Prospective home buyers — especially first-timers — have a lot of learning in front of them.
The world of real estate and home ownership are filled with complicated and complex terms, names, concepts and general jargon you’re never
going to hear anywhere else.
One of these names is the Monthly Treasury Average, or MTA as it’s called for short.
Definition of the Monthly Treasury Average
The MTA is one of several indexes to which banks, credit unions and other lending institutions attach their interest rates. When the Monthly Treasury Index goes up or down, lenders pay close attention and use the rise or fall to determine the interest rates they charge you.
Why the MTA matters
If you’re buying a home you are probably doing it with the help of a mortgage (unless, of course, you have $500,000 in cash sitting aside for a rainy day).
When you get a mortgage, the bank, credit union or other financial institution loans you the money you need to purchase your home. The lender then charges you interest on your loan.
If you get a fixed-rate loan, the interest rate charged on your loan will, in many cases, stay the same for the life of your loan. If you get an adjustable-rate mortgage, or ARM, the interest rate on your mortgage will go up or down according to whichever interest rate index your bank uses to determine interest rate amounts.
One of these interest rate indexes is Monthly Treasury Average. The MTA is the average value, calculated over a 12-month period, of the constant maturity treasury (CMT).

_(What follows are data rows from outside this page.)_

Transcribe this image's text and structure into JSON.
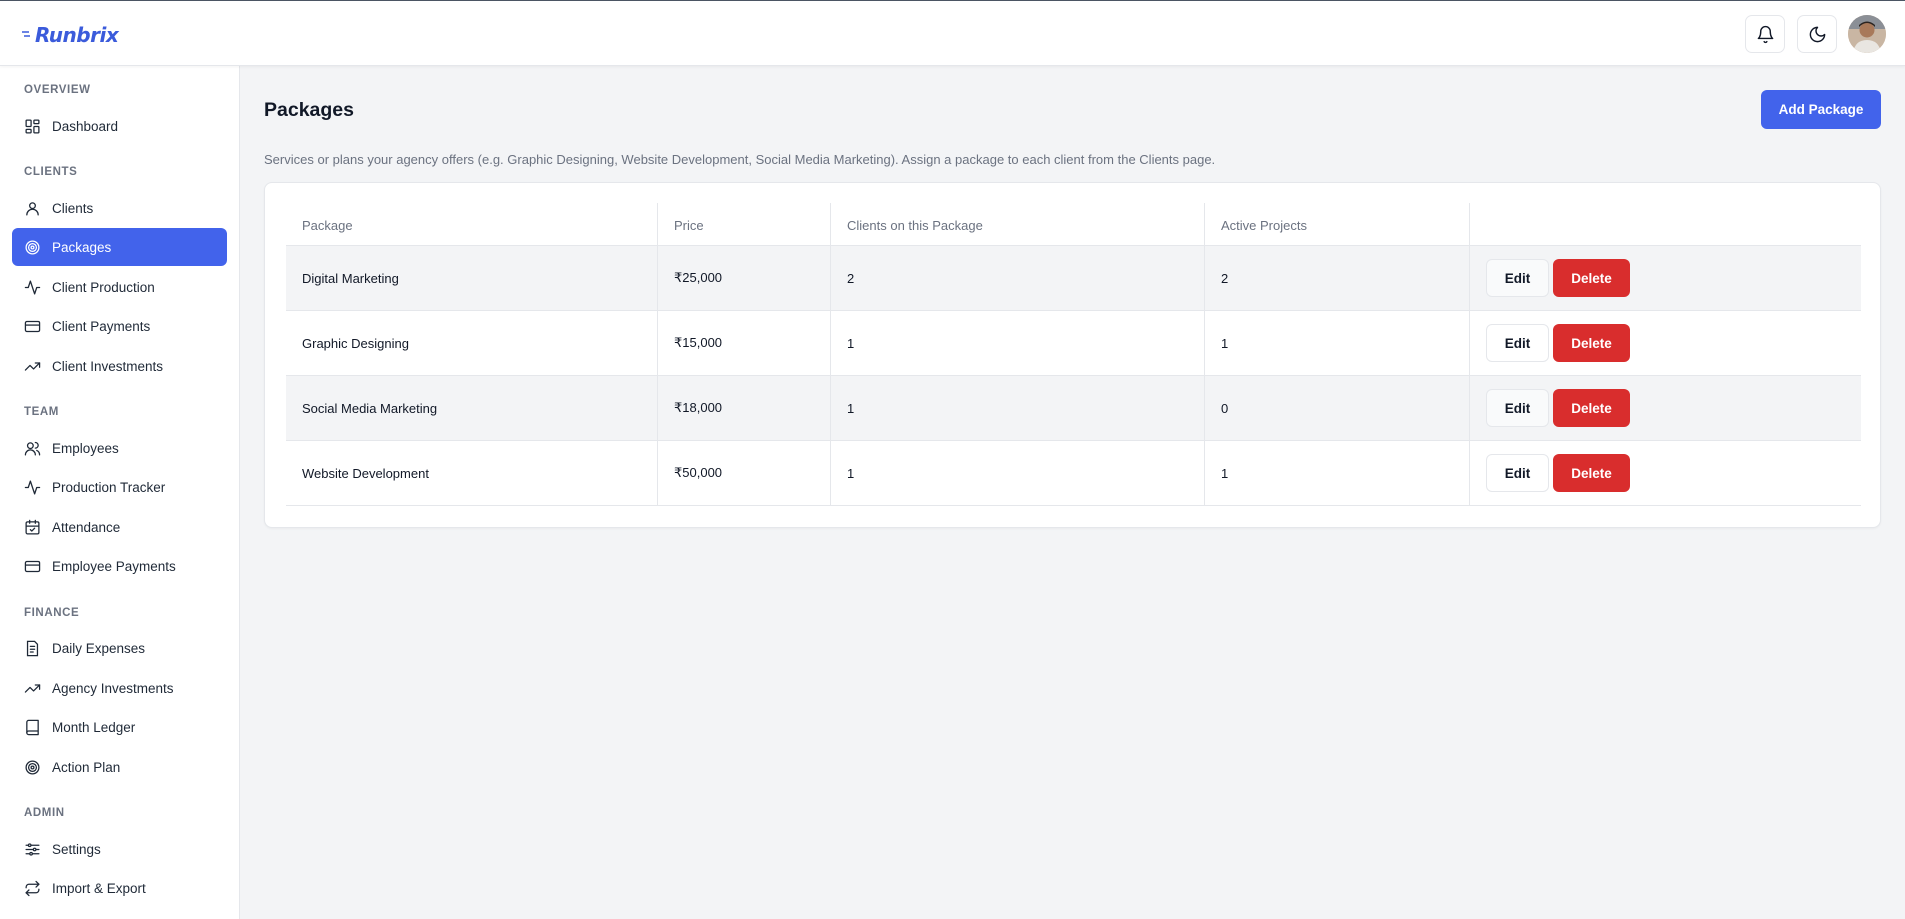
{
  "app": {
    "logo_text": "Runbrix"
  },
  "header": {
    "notifications_icon": "bell-icon",
    "theme_icon": "moon-icon",
    "avatar_icon": "user-avatar"
  },
  "sidebar": {
    "sections": [
      {
        "label": "OVERVIEW",
        "items": [
          {
            "label": "Dashboard",
            "icon": "grid-icon"
          }
        ]
      },
      {
        "label": "CLIENTS",
        "items": [
          {
            "label": "Clients",
            "icon": "user-icon"
          },
          {
            "label": "Packages",
            "icon": "target-icon",
            "active": true
          },
          {
            "label": "Client Production",
            "icon": "activity-icon"
          },
          {
            "label": "Client Payments",
            "icon": "credit-card-icon"
          },
          {
            "label": "Client Investments",
            "icon": "trending-up-icon"
          }
        ]
      },
      {
        "label": "TEAM",
        "items": [
          {
            "label": "Employees",
            "icon": "users-icon"
          },
          {
            "label": "Production Tracker",
            "icon": "activity-icon"
          },
          {
            "label": "Attendance",
            "icon": "calendar-check-icon"
          },
          {
            "label": "Employee Payments",
            "icon": "credit-card-icon"
          }
        ]
      },
      {
        "label": "FINANCE",
        "items": [
          {
            "label": "Daily Expenses",
            "icon": "receipt-icon"
          },
          {
            "label": "Agency Investments",
            "icon": "trending-up-icon"
          },
          {
            "label": "Month Ledger",
            "icon": "book-icon"
          },
          {
            "label": "Action Plan",
            "icon": "target-icon"
          }
        ]
      },
      {
        "label": "ADMIN",
        "items": [
          {
            "label": "Settings",
            "icon": "sliders-icon"
          },
          {
            "label": "Import & Export",
            "icon": "repeat-icon"
          }
        ]
      }
    ]
  },
  "main": {
    "title": "Packages",
    "add_button": "Add Package",
    "description": "Services or plans your agency offers (e.g. Graphic Designing, Website Development, Social Media Marketing). Assign a package to each client from the Clients page.",
    "table": {
      "headers": [
        "Package",
        "Price",
        "Clients on this Package",
        "Active Projects",
        ""
      ],
      "rows": [
        {
          "package": "Digital Marketing",
          "price": "₹25,000",
          "clients": "2",
          "active": "2"
        },
        {
          "package": "Graphic Designing",
          "price": "₹15,000",
          "clients": "1",
          "active": "1"
        },
        {
          "package": "Social Media Marketing",
          "price": "₹18,000",
          "clients": "1",
          "active": "0"
        },
        {
          "package": "Website Development",
          "price": "₹50,000",
          "clients": "1",
          "active": "1"
        }
      ],
      "edit_label": "Edit",
      "delete_label": "Delete"
    }
  },
  "colors": {
    "accent": "#4263eb",
    "danger": "#d92d2d",
    "background": "#f3f4f6"
  }
}
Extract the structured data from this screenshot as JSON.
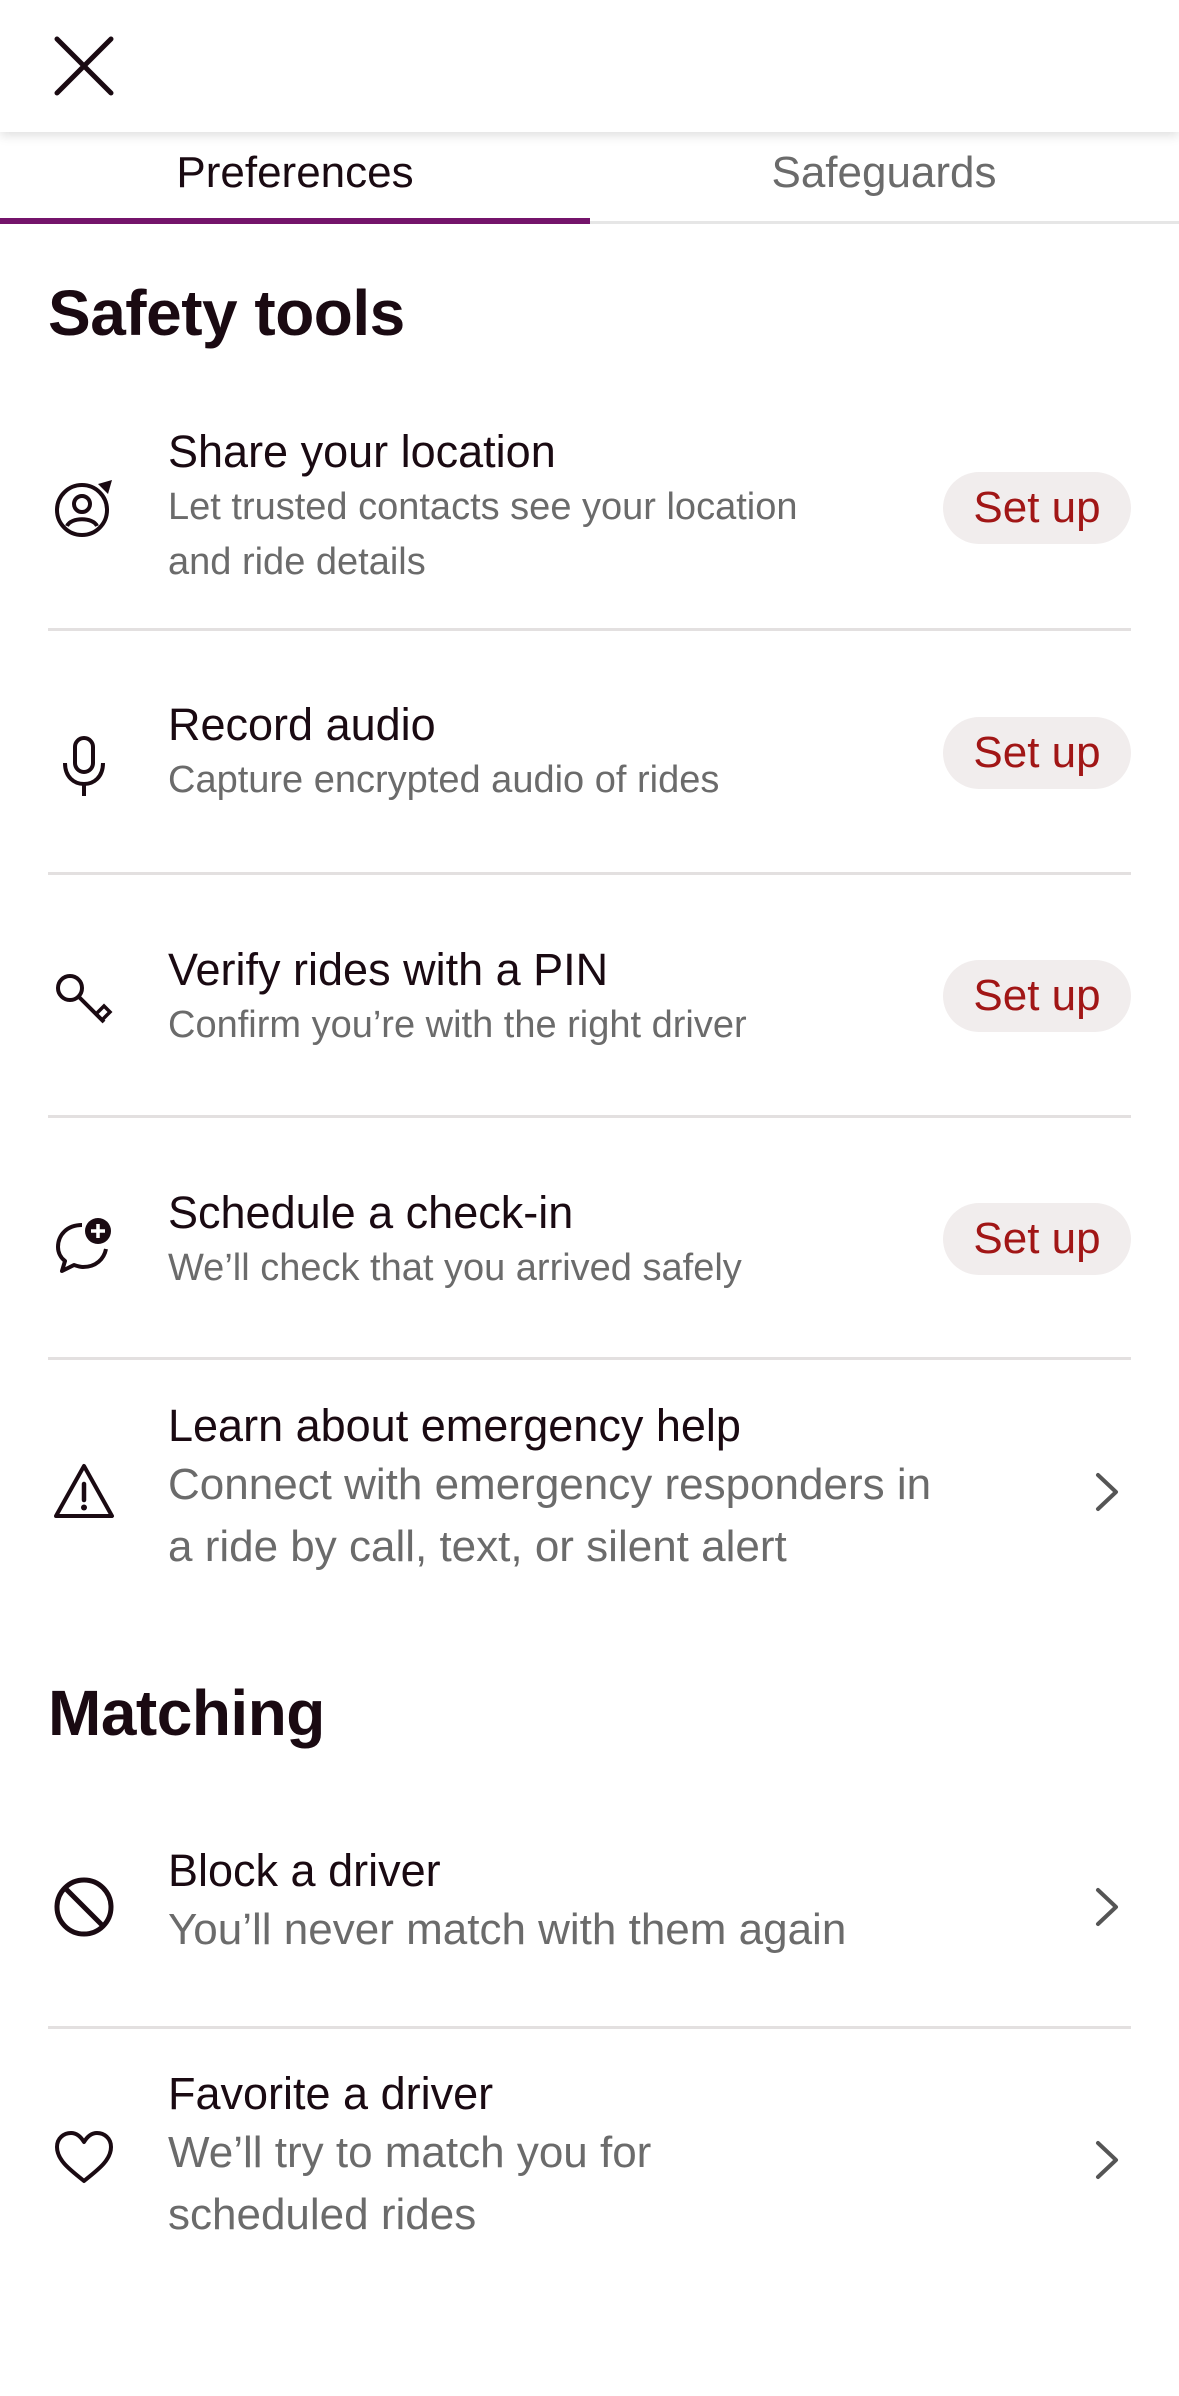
{
  "tabs": [
    {
      "label": "Preferences",
      "selected": true
    },
    {
      "label": "Safeguards",
      "selected": false
    }
  ],
  "safety_tools": {
    "title": "Safety tools",
    "items": [
      {
        "title": "Share your location",
        "desc_line1": "Let trusted contacts see your location",
        "desc_line2": "and ride details",
        "action": "Set up",
        "icon": "location-share-icon"
      },
      {
        "title": "Record audio",
        "desc_line1": "Capture encrypted audio of rides",
        "action": "Set up",
        "icon": "microphone-icon"
      },
      {
        "title": "Verify rides with a PIN",
        "desc_line1": "Confirm you’re with the right driver",
        "action": "Set up",
        "icon": "key-icon"
      },
      {
        "title": "Schedule a check-in",
        "desc_line1": "We’ll check that you arrived safely",
        "action": "Set up",
        "icon": "check-in-chat-icon"
      },
      {
        "title": "Learn about emergency help",
        "desc_line1": "Connect with emergency responders in",
        "desc_line2": "a ride by call, text, or silent alert",
        "icon": "warning-triangle-icon"
      }
    ]
  },
  "matching": {
    "title": "Matching",
    "items": [
      {
        "title": "Block a driver",
        "desc_line1": "You’ll never match with them again",
        "icon": "block-icon"
      },
      {
        "title": "Favorite a driver",
        "desc_line1": "We’ll try to match you for",
        "desc_line2": "scheduled rides",
        "icon": "heart-icon"
      }
    ]
  },
  "colors": {
    "accent": "#74146b",
    "action_text": "#a11616",
    "action_bg": "#f1eded"
  }
}
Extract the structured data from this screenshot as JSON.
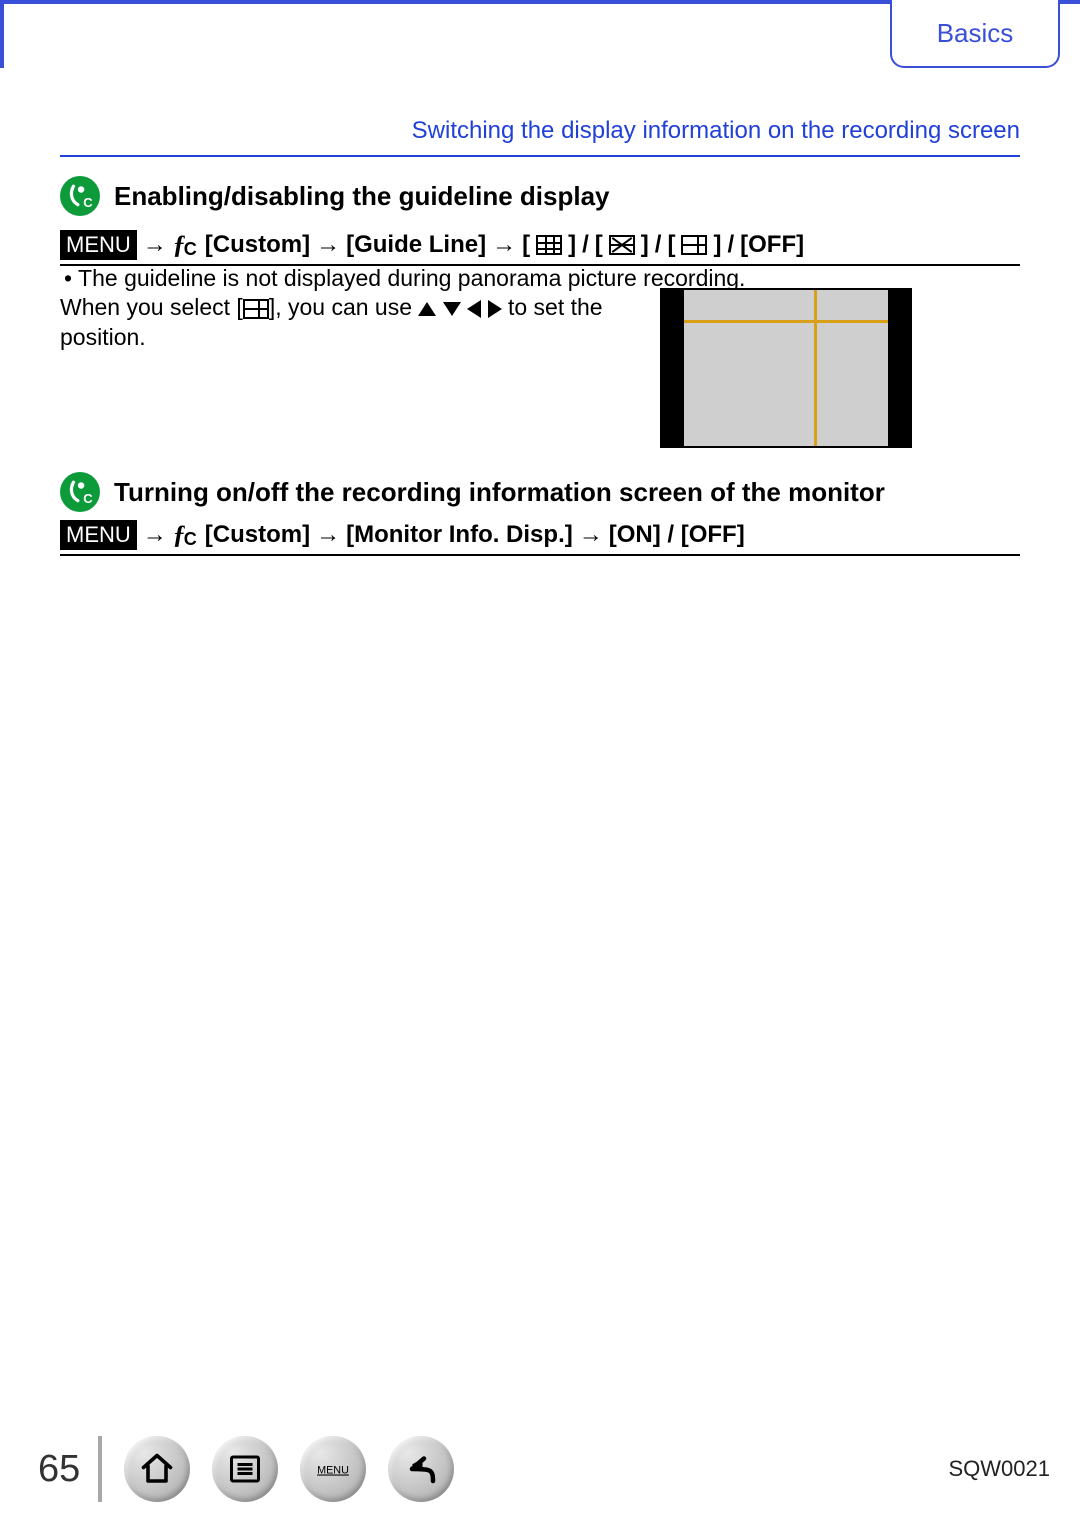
{
  "header": {
    "category": "Basics"
  },
  "subtitle": "Switching the display information on the recording screen",
  "section1": {
    "title": "Enabling/disabling the guideline display",
    "menu_label": "MENU",
    "custom_label": "[Custom]",
    "item_label": "[Guide Line]",
    "off_label": "[OFF]",
    "arrow": "→",
    "slash": " / ",
    "note_bullet": "•",
    "note": "The guideline is not displayed during panorama picture recording.",
    "body_pre": "When you select [",
    "body_mid": "], you can use ",
    "body_post": " to set the position."
  },
  "section2": {
    "title": "Turning on/off the recording information screen of the monitor",
    "menu_label": "MENU",
    "custom_label": "[Custom]",
    "item_label": "[Monitor Info. Disp.]",
    "onoff_label": "[ON] / [OFF]",
    "arrow": "→"
  },
  "footer": {
    "page": "65",
    "doc_id": "SQW0021"
  }
}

To learn more about the Monthly Treasury Average (MTA), the constant maturity treasury, and any other mortgage-related term, be sure to speak to a financial professional. He or she can explain these names and terms in greater detail, and perhaps give you ideas on how to profit from them. Many people prefer one index rate, such as the Monthly Treasury Average, over the other available interest rate indexes.